Segment Start: DATA EXCERPTS
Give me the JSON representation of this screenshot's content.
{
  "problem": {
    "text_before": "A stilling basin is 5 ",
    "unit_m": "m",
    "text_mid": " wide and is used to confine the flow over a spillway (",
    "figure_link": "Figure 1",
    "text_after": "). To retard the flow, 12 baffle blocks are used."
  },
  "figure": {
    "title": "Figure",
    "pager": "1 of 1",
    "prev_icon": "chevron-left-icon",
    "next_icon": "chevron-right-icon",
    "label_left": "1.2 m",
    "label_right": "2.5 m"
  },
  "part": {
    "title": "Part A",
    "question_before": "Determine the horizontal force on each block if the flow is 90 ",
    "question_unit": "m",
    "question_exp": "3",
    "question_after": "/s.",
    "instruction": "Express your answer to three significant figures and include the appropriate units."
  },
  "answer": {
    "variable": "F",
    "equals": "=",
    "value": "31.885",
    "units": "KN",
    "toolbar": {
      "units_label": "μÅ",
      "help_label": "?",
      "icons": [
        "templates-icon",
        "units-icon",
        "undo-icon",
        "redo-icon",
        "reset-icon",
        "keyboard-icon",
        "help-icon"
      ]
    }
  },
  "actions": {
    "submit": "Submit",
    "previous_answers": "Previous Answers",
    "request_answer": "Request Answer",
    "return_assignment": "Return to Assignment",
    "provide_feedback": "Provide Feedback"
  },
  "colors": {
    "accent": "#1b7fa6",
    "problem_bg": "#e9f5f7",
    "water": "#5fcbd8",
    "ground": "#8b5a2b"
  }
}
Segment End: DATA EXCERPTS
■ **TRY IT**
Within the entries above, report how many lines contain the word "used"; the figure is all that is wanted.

■ **WORKED SOLUTION**
2